* **Task directions**: Copy the records below exactly, but leave out any picture they contain.

START Study material

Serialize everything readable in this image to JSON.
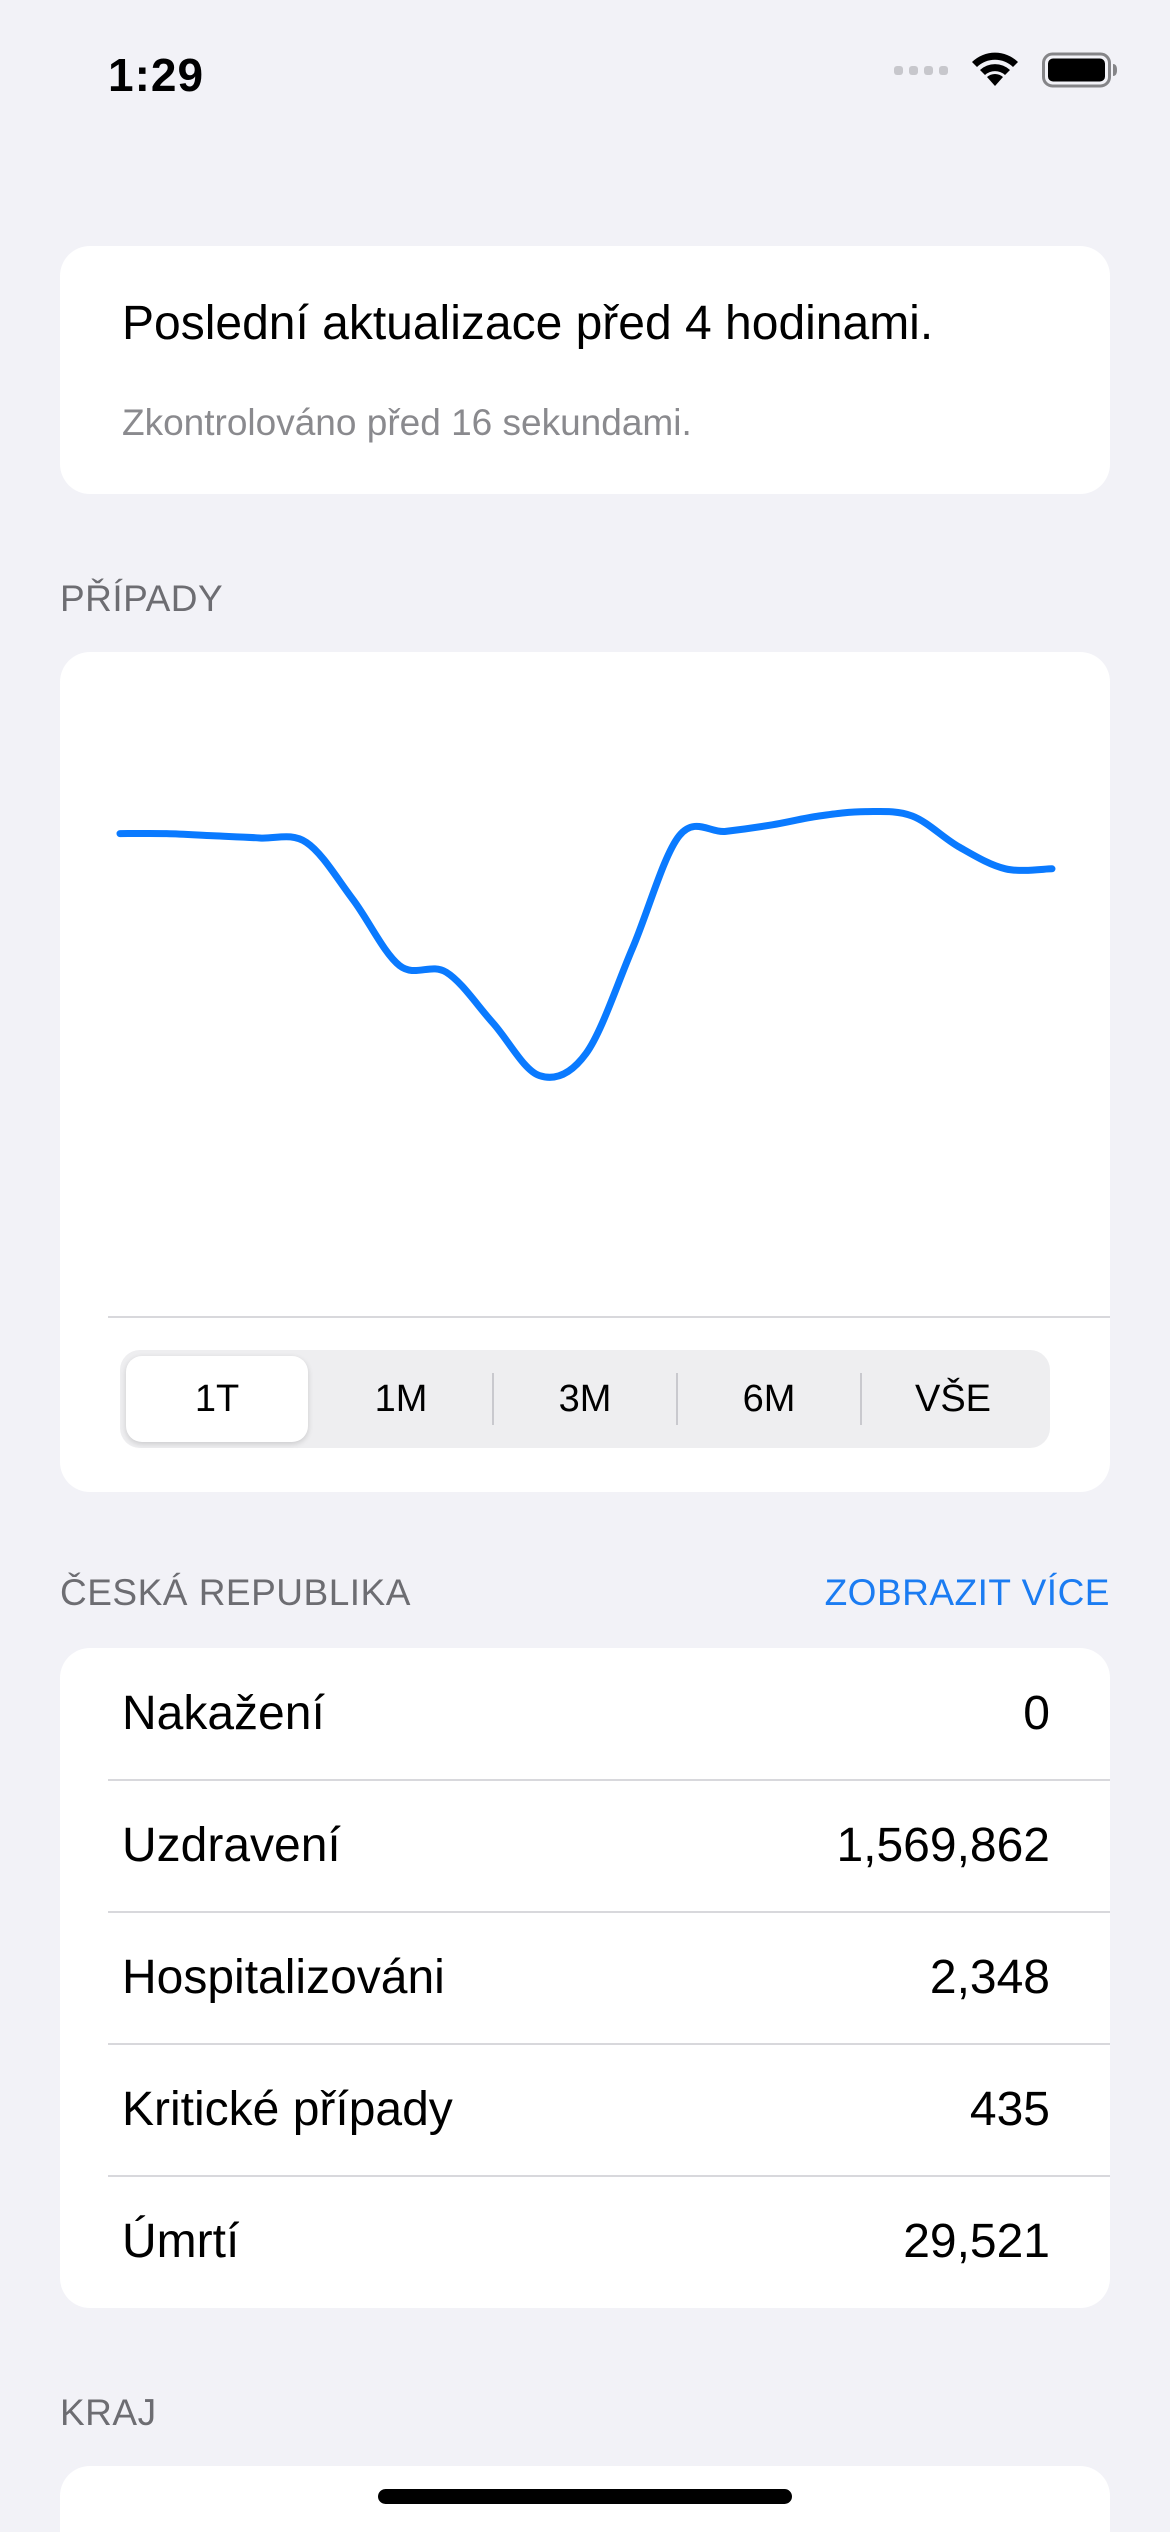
{
  "status_bar": {
    "time": "1:29",
    "icons": [
      "signal-icon",
      "wifi-icon",
      "battery-icon"
    ]
  },
  "update": {
    "title": "Poslední aktualizace před 4 hodinami.",
    "subtitle": "Zkontrolováno před 16 sekundami."
  },
  "cases_section": {
    "header": "PŘÍPADY"
  },
  "chart_data": {
    "type": "line",
    "title": "",
    "xlabel": "",
    "ylabel": "",
    "grid": false,
    "color": "#0a7aff",
    "x": [
      0,
      1,
      2,
      3,
      4,
      5,
      6,
      7,
      8,
      9,
      10,
      11,
      12,
      13,
      14,
      15,
      16,
      17,
      18,
      19,
      20
    ],
    "values": [
      0.86,
      0.86,
      0.855,
      0.85,
      0.84,
      0.71,
      0.56,
      0.545,
      0.43,
      0.31,
      0.36,
      0.6,
      0.855,
      0.865,
      0.88,
      0.9,
      0.91,
      0.9,
      0.83,
      0.78,
      0.78
    ],
    "ylim": [
      0,
      1
    ]
  },
  "range_tabs": {
    "items": [
      "1T",
      "1M",
      "3M",
      "6M",
      "VŠE"
    ],
    "selected": "1T"
  },
  "country_section": {
    "header": "ČESKÁ REPUBLIKA",
    "link": "ZOBRAZIT VÍCE"
  },
  "stats": [
    {
      "label": "Nakažení",
      "value": "0"
    },
    {
      "label": "Uzdravení",
      "value": "1,569,862"
    },
    {
      "label": "Hospitalizováni",
      "value": "2,348"
    },
    {
      "label": "Kritické případy",
      "value": "435"
    },
    {
      "label": "Úmrtí",
      "value": "29,521"
    }
  ],
  "region_section": {
    "header": "KRAJ"
  },
  "colors": {
    "accent": "#1b7cf2",
    "line": "#0a7aff",
    "background": "#f2f2f7"
  }
}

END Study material

* **Answer to this task**:
Serialize everything readable in this image to JSON.
{
  "status_bar": {
    "time": "1:29",
    "icons": [
      "signal-icon",
      "wifi-icon",
      "battery-icon"
    ]
  },
  "update": {
    "title": "Poslední aktualizace před 4 hodinami.",
    "subtitle": "Zkontrolováno před 16 sekundami."
  },
  "cases_section": {
    "header": "PŘÍPADY"
  },
  "chart_data": {
    "type": "line",
    "title": "",
    "xlabel": "",
    "ylabel": "",
    "grid": false,
    "color": "#0a7aff",
    "x": [
      0,
      1,
      2,
      3,
      4,
      5,
      6,
      7,
      8,
      9,
      10,
      11,
      12,
      13,
      14,
      15,
      16,
      17,
      18,
      19,
      20
    ],
    "values": [
      0.86,
      0.86,
      0.855,
      0.85,
      0.84,
      0.71,
      0.56,
      0.545,
      0.43,
      0.31,
      0.36,
      0.6,
      0.855,
      0.865,
      0.88,
      0.9,
      0.91,
      0.9,
      0.83,
      0.78,
      0.78
    ],
    "ylim": [
      0,
      1
    ]
  },
  "range_tabs": {
    "items": [
      "1T",
      "1M",
      "3M",
      "6M",
      "VŠE"
    ],
    "selected": "1T"
  },
  "country_section": {
    "header": "ČESKÁ REPUBLIKA",
    "link": "ZOBRAZIT VÍCE"
  },
  "stats": [
    {
      "label": "Nakažení",
      "value": "0"
    },
    {
      "label": "Uzdravení",
      "value": "1,569,862"
    },
    {
      "label": "Hospitalizováni",
      "value": "2,348"
    },
    {
      "label": "Kritické případy",
      "value": "435"
    },
    {
      "label": "Úmrtí",
      "value": "29,521"
    }
  ],
  "region_section": {
    "header": "KRAJ"
  },
  "colors": {
    "accent": "#1b7cf2",
    "line": "#0a7aff",
    "background": "#f2f2f7"
  }
}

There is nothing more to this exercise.